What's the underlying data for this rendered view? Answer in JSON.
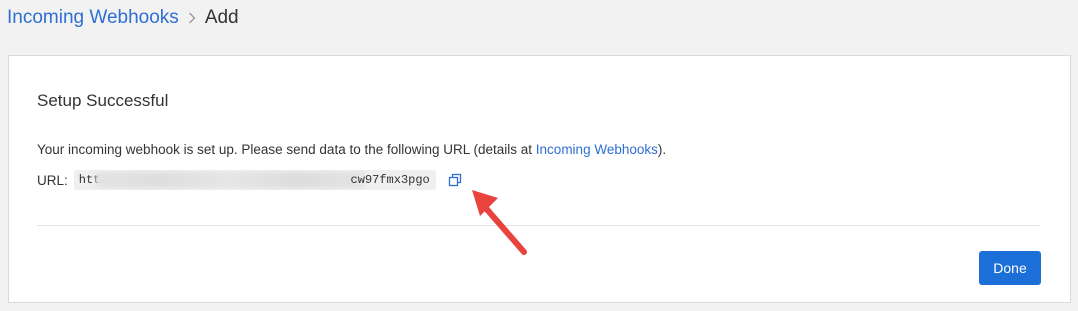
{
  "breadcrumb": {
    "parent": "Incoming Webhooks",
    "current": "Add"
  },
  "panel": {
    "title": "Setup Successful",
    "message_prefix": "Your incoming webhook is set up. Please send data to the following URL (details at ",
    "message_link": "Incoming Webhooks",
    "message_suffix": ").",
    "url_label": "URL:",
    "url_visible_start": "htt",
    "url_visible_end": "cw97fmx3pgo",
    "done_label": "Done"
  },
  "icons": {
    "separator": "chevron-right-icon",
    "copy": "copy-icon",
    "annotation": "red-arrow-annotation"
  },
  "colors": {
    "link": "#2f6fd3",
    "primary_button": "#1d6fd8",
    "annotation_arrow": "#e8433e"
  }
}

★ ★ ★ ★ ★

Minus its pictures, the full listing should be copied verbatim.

*PROBLEM SOLUTION*:
What's the underlying data for this rendered view? Answer in JSON.
{
  "breadcrumb": {
    "parent": "Incoming Webhooks",
    "current": "Add"
  },
  "panel": {
    "title": "Setup Successful",
    "message_prefix": "Your incoming webhook is set up. Please send data to the following URL (details at ",
    "message_link": "Incoming Webhooks",
    "message_suffix": ").",
    "url_label": "URL:",
    "url_visible_start": "htt",
    "url_visible_end": "cw97fmx3pgo",
    "done_label": "Done"
  },
  "icons": {
    "separator": "chevron-right-icon",
    "copy": "copy-icon",
    "annotation": "red-arrow-annotation"
  },
  "colors": {
    "link": "#2f6fd3",
    "primary_button": "#1d6fd8",
    "annotation_arrow": "#e8433e"
  }
}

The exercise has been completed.